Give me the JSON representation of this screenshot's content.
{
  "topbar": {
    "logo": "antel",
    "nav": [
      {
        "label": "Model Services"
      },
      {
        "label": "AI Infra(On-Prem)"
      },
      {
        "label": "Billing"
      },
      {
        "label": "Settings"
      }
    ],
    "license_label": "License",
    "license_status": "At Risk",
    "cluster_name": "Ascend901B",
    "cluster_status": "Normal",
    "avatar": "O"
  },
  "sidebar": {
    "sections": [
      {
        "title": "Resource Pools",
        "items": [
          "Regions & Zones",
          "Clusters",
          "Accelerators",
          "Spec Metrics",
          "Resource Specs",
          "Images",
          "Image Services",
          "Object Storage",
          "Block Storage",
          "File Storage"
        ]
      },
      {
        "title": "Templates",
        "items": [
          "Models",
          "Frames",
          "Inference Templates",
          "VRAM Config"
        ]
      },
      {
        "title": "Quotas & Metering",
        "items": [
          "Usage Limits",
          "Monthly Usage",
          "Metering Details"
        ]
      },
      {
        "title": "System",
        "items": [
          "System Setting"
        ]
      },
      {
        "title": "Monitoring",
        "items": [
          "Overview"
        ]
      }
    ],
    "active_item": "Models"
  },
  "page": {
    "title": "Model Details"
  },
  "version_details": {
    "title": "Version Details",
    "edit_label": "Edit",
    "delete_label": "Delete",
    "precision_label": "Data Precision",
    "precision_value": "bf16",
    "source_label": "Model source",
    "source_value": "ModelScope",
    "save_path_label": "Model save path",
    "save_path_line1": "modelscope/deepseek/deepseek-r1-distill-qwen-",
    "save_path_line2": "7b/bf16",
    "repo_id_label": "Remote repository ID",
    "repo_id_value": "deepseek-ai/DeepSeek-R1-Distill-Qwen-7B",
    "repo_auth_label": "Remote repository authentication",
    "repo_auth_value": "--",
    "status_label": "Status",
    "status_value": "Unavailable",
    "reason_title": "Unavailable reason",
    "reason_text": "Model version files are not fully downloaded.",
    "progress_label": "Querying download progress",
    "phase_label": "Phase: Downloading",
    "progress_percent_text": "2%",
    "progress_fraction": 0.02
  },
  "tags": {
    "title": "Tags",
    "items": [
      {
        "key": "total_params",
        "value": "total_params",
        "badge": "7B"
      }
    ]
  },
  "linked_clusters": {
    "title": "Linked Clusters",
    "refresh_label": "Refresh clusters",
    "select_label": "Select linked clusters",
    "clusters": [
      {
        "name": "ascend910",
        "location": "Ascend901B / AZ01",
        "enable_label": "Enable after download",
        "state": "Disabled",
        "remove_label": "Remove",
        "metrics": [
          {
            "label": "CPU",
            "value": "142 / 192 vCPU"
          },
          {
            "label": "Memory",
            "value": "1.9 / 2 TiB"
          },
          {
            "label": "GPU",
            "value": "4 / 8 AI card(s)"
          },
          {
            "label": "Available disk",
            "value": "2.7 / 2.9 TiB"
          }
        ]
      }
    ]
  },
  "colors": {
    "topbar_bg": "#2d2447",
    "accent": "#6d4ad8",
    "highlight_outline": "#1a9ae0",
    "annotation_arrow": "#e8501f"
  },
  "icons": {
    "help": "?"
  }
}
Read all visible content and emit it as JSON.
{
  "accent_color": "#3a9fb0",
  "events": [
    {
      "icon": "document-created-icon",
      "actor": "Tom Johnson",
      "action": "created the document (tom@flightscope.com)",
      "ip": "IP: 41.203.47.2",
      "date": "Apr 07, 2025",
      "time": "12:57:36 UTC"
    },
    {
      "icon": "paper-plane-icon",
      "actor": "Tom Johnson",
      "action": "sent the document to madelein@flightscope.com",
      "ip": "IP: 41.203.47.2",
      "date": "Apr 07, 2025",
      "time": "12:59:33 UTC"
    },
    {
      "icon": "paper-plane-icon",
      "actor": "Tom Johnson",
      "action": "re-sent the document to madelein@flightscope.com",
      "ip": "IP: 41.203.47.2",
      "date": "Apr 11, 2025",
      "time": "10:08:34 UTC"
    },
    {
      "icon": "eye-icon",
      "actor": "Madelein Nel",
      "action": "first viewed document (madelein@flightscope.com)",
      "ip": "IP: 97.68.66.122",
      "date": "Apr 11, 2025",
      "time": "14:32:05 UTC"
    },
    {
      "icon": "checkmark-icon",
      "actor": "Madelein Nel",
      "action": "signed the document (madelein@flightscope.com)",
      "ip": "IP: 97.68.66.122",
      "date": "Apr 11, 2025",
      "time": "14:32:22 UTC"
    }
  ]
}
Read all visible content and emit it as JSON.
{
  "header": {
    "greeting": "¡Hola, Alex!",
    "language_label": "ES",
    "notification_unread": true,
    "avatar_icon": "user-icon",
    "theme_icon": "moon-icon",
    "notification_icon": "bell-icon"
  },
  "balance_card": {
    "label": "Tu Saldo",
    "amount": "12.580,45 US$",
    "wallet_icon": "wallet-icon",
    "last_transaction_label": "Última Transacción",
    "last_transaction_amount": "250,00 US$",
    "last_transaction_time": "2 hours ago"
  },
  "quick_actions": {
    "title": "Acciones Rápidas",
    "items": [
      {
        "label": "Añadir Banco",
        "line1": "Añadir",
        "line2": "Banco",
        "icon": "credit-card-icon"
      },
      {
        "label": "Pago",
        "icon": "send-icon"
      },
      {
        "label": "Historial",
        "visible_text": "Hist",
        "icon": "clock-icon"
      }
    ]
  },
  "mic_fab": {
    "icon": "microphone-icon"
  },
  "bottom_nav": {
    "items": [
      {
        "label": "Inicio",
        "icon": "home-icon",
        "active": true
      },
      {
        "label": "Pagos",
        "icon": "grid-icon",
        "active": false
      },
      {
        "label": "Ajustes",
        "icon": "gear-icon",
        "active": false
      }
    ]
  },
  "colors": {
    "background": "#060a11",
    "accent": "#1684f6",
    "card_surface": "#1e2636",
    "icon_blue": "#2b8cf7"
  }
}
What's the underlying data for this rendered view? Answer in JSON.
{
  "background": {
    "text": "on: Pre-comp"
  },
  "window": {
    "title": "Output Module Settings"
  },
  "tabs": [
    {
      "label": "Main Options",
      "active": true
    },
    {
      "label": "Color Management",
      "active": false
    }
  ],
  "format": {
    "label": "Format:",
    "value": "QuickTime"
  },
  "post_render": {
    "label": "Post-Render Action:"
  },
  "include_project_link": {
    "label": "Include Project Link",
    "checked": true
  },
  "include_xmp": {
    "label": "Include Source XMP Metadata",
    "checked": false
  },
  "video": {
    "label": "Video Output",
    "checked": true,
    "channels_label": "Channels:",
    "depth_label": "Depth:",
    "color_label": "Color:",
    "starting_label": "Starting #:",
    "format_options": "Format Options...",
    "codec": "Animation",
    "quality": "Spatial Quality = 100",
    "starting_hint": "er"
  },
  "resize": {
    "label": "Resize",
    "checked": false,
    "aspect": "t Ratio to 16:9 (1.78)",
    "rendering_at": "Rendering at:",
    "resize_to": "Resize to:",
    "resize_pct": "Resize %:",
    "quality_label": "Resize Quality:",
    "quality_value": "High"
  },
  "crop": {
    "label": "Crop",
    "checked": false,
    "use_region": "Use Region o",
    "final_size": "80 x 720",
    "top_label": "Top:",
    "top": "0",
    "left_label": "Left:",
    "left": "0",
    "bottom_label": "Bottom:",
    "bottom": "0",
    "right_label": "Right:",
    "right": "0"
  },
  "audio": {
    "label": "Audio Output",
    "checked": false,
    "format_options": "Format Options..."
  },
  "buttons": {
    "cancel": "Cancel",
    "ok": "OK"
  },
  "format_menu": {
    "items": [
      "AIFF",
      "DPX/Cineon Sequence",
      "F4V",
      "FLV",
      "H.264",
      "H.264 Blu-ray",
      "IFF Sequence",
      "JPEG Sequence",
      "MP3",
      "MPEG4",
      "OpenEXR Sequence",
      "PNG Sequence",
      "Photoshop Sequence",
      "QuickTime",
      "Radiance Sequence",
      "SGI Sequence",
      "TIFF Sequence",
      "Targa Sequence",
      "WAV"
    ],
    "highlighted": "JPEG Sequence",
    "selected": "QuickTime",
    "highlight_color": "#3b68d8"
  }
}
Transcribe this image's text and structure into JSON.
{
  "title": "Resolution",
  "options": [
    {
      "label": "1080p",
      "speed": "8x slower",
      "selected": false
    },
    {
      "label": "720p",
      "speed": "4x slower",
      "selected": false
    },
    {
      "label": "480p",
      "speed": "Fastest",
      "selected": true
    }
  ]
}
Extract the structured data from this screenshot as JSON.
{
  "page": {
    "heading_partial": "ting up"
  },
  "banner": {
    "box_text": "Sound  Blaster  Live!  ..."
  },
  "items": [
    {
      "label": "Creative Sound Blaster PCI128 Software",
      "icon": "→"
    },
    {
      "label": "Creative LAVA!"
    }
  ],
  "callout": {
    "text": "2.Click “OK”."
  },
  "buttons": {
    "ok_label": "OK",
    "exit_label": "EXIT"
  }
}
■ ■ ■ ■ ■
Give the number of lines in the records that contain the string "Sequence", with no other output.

11